The future of education looks less like a classroom and more like a video game.
Better learning through gameplay
More people around the world are choosing the pursuit of hard challenges through gameplay. At the same time, we’re beginning to understand the cognitive benefits associated with playing games. Research from one of the most groundbreaking studies happening now, the Adolescent Brain Cognitive Development Study (supported by NIDA and NIH), shows that children who regularly play video games are faster and more accurate on cognitive tasks than those who never play.7
“Functional MRI brain imaging analyses found that children who played video games for three or more hours per day showed higher brain activity in regions of the brain associated with attention and memory than those who never played.”
Source: Adolescent Brain Cognitive Development Study, NIDA and NIH
Of course, not all games are good for all students or learning. But there are special properties of games that encourage us to push on, that make us more tolerant of making mistakes. One of these properties is trial and error through exploration – where players (or students!) can experiment with new skills and concepts, and receive immediate feedback from their environment. In other words, they provide engaging, responsive environments for trying things out. You can think of it as a kind of experiential learning, or learning by doing, that emerges through gameplay.
Strategy games like Factorio and multiplayer games like Minecraft allow students to hone their thinking and collaborate on problems with others.
In Earth Primer, “a science book you play with”, the learner builds mountains and then uses the ocean’s waves to erode them away.
Video games represent the next stage in interactive education. We’ve known for a while that interactivity helps with learning. In 2015, a study from Carnegie Mellon University found that interactive activities are 6x more likely to help students learn than static content.8 To emphasize: 6x. That’s a crazy huge difference. What makes video games unique here, says noted scientist David Deutsch, is that they provide interactive complexity without a huge initial investment.9 This growing accessibility is what really marks games as a big part of the future of education.
“Video games are not some transient, fringe aspect of culture; they are destined to be an important means of human learning for the rest of history, because of their interactive element.”
— David Deutsch, Physicist & Advanced Computer Science Researcher
Source: Taking Children Seriously
Games can also be a powerful medium for building transferable skills.
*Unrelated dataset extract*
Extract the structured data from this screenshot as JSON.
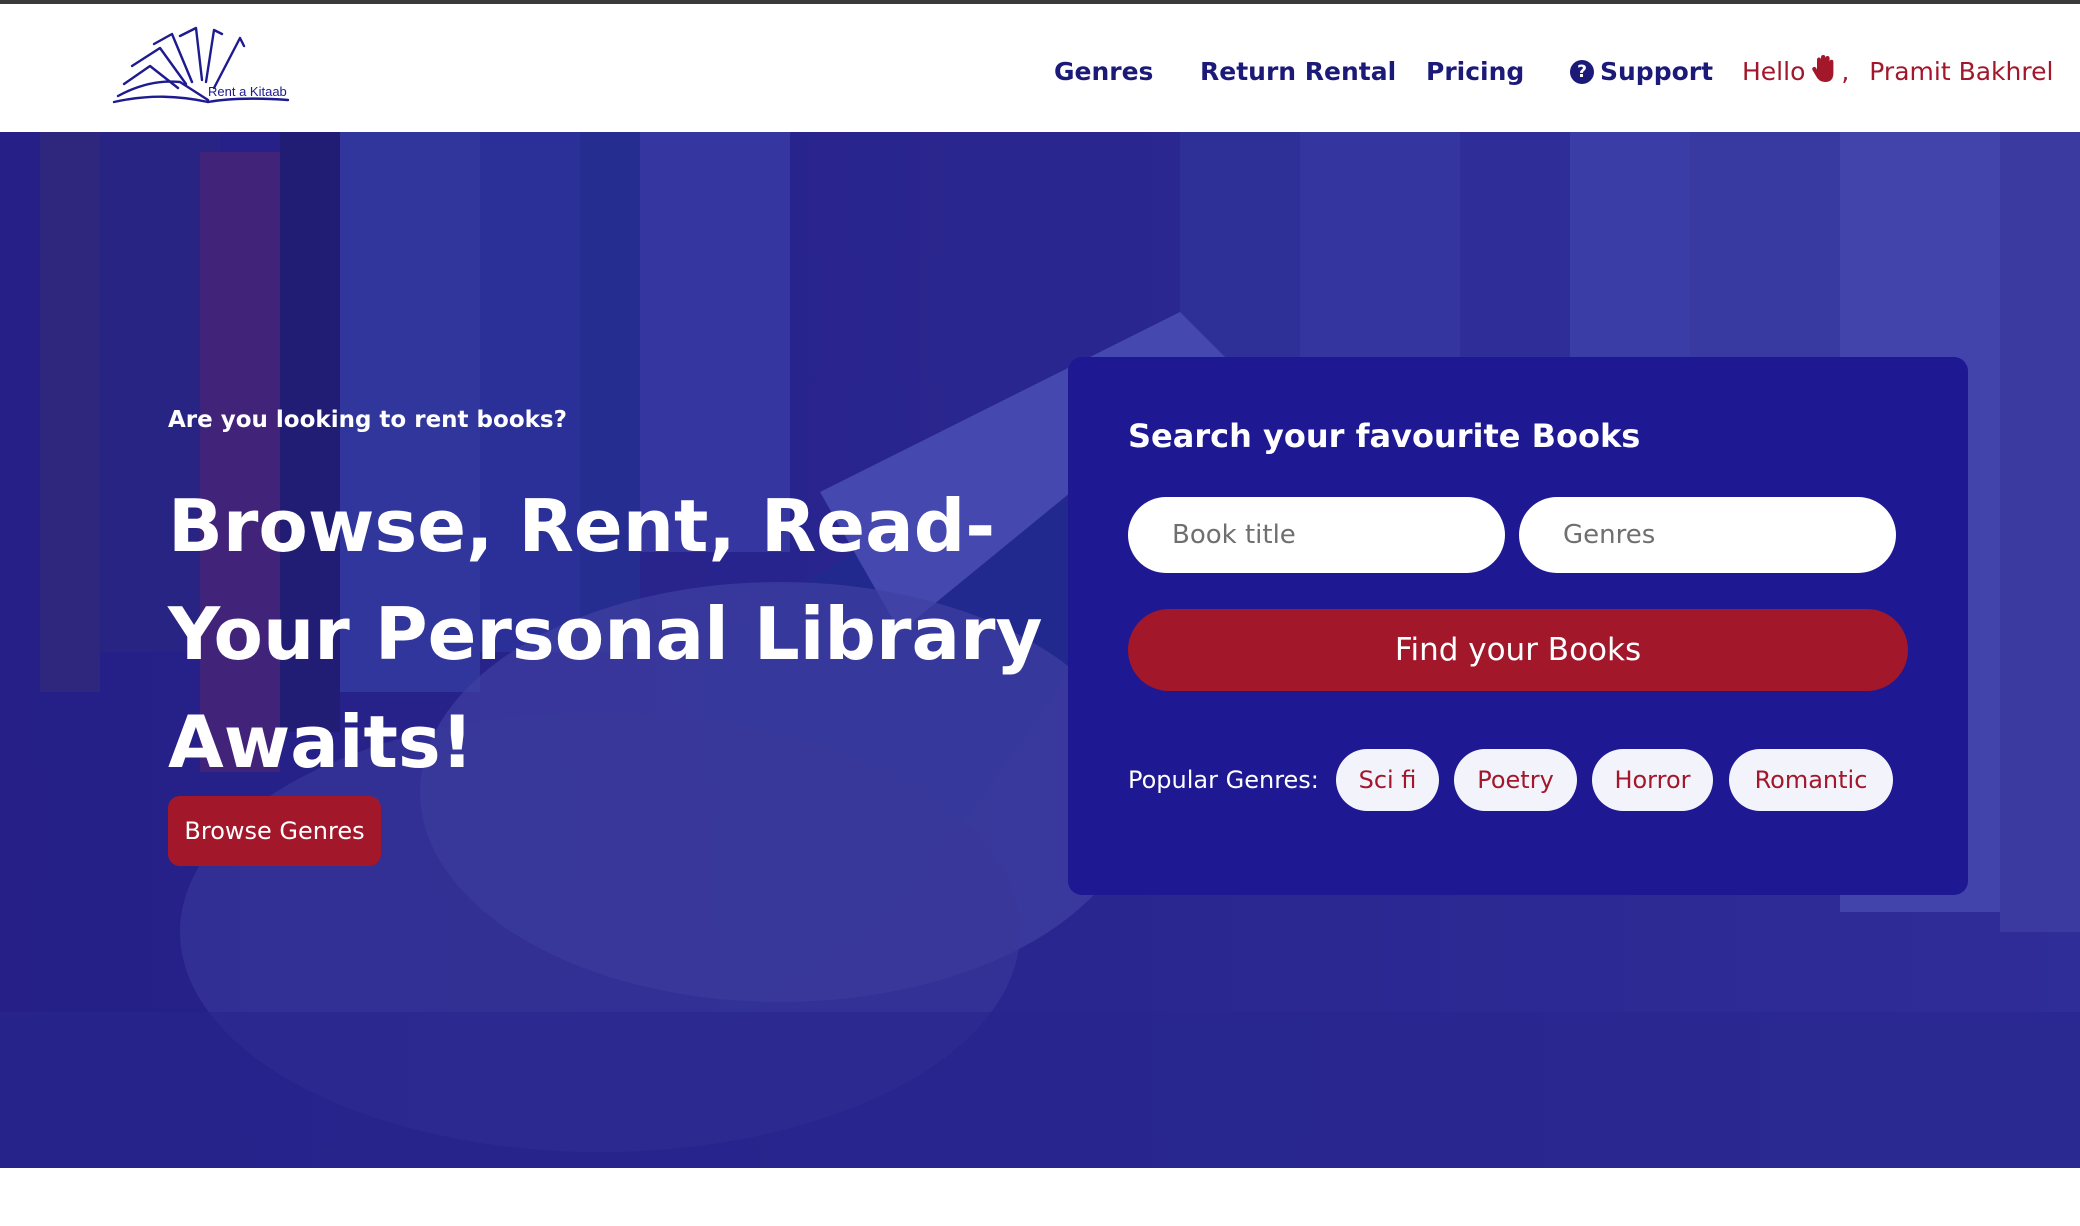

Recent studies show that playing video games could enhance students career prospects, primarily through improved skills in three areas: adaptability, communication, and resourcefulness.10 And researchers from the American Psychological Association found that kids who play games with a purpose (not just as escapism) are able to activate their strengths from the game in other contexts in their life, so long as they’re somewhat reflective of the experience.11
“I firmly believe that I learned more about building businesses from playing Starcraft than I’ve learned from business books.”
— Tobi Lütke, CEO of Shopify
Source: Nongaap Investing
“When we see our students through the lens of different ‘player types’ like game designers do, we can more effectively tap into their motivations.”Gordon BellamyUniversity of Southern California
Building your own simulation or replica of something real is another way gameplay can build transferable skills through communities like Minecraft and Roblox.
The Sora esports team in action at the Ekuso Esports competition.